The Micromegas detector was designed for high energy physics detectors, in particular for very high particle fluxes. This R&D effort aims to improve the performance, the efficiency and the robustness of Micromegas-based detectors.
Neutron or photon detection is made possible with the addition of a converter on the drift window. These designs may require to operate the detector in sealed mode, especially when used in hostile environments. The Piccolo neutron detector, designed to work at high temperature, is intended for use in a nuclear core for ADS research. Another project aims to apply the micromegas technique to detect photons, under very stringent cleanness constraints.
A new fabrication process called Micromegas Bulk was developed in 2004 by DAPNIA and CERN. With this very promising technique, robust and large detectors of various sizes and shapes can be built. The bulk process uses printed circuit board photolithography techniques to form the detector amplification region, assembling the parallel conductive mesh and the detector PCB readout plane with a forest of microscopic pillars. This technology is being used by DAPNIA for the readout plates of the three Time Projection chambers (TPCs) of the T2K experiment, each plate being a mosaic of 12 large (34x36 cm²) detectors with very small dead space. The bulk technique also leads the design of thin cylindrical micromegas detectors for the JLAB CLAS12 tracker. From an R&D point of view, the bulk technology opens the path to a wide range of possibilities, such as multiple or segmented mesh, and integration of electronic chips on the detector board.
Within the development framework of a large TPC for the International Linear Collider, a resistive coating was used in order to spread the avalanche on the readout plane.
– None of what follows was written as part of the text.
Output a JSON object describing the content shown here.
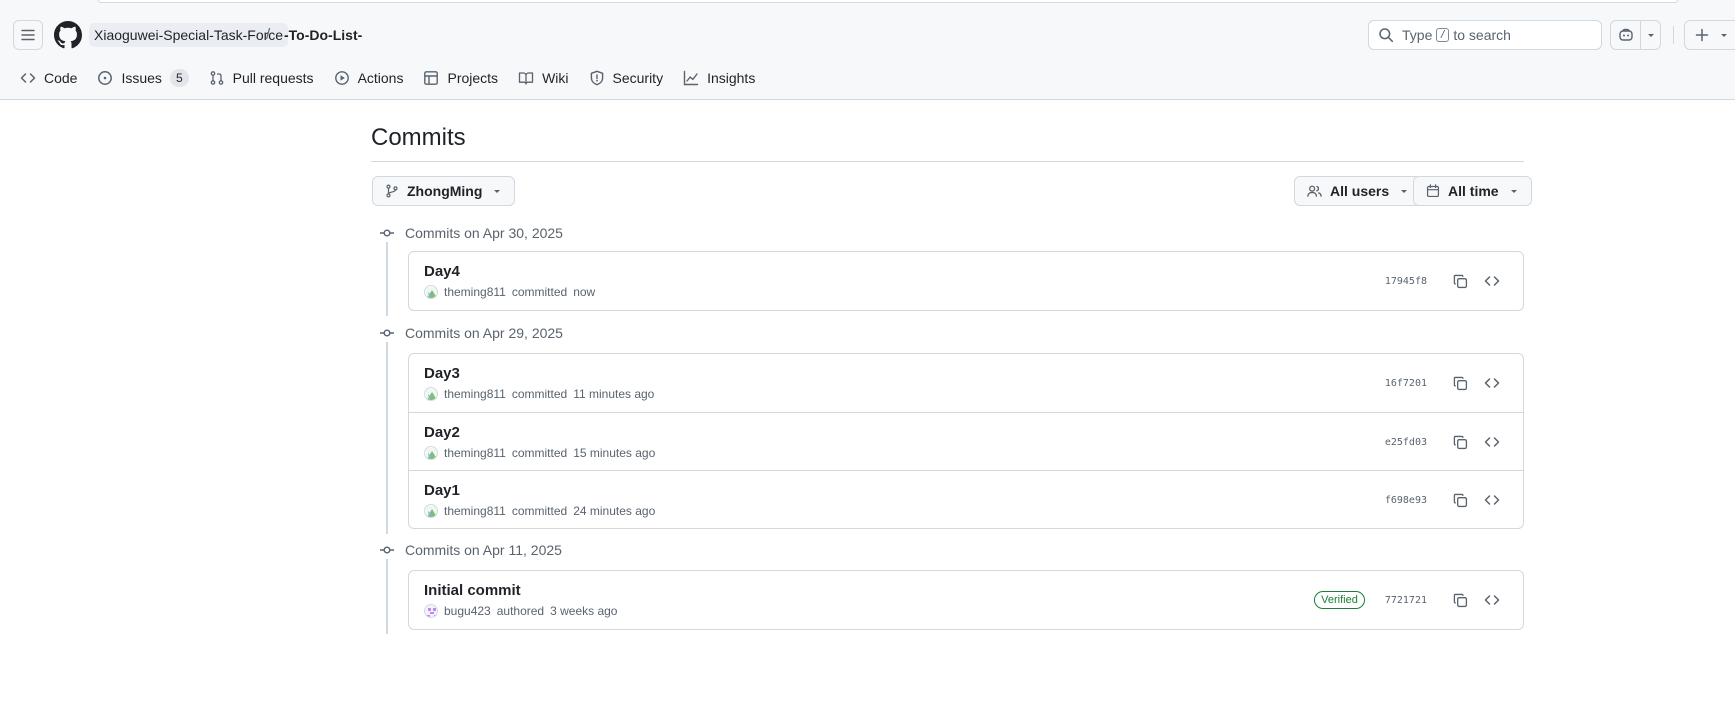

This technique increases the spatial resolution and decreases the sparking probability, thus allowing higher detector gains. With a resistive layer applied on 2.3 mm wide pads, an extremely good 50 µm spatial resolution could be obtained (collaboration with Carleton University, Ottawa).
The combination of Micromegas with Medipix2 and Timepix CMOS pixel sensor chips (collaboration with CERN and Nikhef, Amsterdam) was realized and opens the way to very fine 3D granularity. In the same direction, the first tests trying to integrate a Micromegas detector on a silicon layer (InGrid) are very promising.
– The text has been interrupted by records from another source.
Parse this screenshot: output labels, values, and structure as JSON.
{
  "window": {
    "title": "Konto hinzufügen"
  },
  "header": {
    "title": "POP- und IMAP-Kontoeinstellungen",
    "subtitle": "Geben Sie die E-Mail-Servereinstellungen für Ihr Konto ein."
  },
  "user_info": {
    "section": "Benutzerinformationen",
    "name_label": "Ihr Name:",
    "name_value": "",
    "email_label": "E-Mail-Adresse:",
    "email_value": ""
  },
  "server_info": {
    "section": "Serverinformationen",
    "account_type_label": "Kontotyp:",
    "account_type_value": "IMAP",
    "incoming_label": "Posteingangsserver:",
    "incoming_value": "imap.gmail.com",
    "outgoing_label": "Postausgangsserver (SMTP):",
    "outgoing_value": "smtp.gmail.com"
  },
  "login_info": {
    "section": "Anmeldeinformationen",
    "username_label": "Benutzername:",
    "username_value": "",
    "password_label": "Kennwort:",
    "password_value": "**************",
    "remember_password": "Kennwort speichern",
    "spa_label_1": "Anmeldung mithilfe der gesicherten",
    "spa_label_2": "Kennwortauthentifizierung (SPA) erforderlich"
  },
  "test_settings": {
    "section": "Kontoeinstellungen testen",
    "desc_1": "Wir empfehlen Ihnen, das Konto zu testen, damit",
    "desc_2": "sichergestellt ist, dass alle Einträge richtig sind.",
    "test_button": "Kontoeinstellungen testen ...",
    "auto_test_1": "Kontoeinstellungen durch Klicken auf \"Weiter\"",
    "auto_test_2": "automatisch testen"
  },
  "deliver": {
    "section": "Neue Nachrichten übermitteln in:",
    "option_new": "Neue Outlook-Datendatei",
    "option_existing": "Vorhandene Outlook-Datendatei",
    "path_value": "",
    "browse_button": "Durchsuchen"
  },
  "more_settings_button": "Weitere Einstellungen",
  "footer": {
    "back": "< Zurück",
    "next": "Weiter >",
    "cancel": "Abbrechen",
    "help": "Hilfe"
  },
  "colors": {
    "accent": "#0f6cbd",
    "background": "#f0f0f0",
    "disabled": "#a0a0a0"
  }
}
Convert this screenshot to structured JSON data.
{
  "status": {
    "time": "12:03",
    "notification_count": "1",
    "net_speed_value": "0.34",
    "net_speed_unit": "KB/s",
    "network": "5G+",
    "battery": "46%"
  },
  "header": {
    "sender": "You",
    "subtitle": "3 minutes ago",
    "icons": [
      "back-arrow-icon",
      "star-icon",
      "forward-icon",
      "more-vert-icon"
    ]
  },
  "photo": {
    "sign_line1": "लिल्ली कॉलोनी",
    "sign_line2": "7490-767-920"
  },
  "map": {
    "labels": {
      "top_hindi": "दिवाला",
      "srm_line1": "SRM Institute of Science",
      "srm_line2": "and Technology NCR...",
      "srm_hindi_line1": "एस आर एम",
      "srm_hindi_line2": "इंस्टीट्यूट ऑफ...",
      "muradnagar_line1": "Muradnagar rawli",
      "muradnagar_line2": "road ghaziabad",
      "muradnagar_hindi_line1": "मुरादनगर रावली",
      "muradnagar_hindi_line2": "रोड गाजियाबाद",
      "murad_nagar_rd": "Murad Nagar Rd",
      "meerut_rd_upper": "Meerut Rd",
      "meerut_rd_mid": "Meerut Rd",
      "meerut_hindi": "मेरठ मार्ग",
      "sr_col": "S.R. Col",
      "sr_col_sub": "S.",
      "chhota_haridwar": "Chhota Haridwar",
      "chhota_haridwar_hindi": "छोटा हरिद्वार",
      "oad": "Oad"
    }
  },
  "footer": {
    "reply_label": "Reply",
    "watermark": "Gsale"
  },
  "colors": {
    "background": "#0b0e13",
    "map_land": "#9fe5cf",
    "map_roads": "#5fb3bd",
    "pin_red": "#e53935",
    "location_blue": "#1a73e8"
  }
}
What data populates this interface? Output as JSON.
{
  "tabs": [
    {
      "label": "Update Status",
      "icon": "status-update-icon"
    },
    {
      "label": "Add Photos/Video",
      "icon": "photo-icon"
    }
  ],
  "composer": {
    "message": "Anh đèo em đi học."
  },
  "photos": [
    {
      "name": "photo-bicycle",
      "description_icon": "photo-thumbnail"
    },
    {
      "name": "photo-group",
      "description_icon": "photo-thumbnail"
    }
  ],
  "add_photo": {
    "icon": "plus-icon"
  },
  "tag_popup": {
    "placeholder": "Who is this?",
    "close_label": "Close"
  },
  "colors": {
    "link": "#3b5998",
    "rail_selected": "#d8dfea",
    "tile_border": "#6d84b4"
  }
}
RD51, CERN (2007+): International R&D collaboration on Micro-Pattern Gaseous Detectors (MPGD), in association with GEM detector proponents.
R&D project sponsored by the french national research agency (ANR): MIMAC (MIcro -tpc MAtrix of Chambers), a new generation detector for non -baryonic dark matter search, in association with LPSC Grenoble, 2008-10.
EUDET, Detector R&D towards the International Linear Collider
Realisation and characterisation of the Micromegas detectors. Data analysis and interpretation in the experiments where a Micromegas detector is being used.
Realisation of the Bulk technology, now at a mature stage, after being used and improved in the T2K detector.
Communication efforts in order to introduce the Micromegas detector in new groups, new institutes by means of many conferences (in Paris and Berkeley) dedicated to the technique.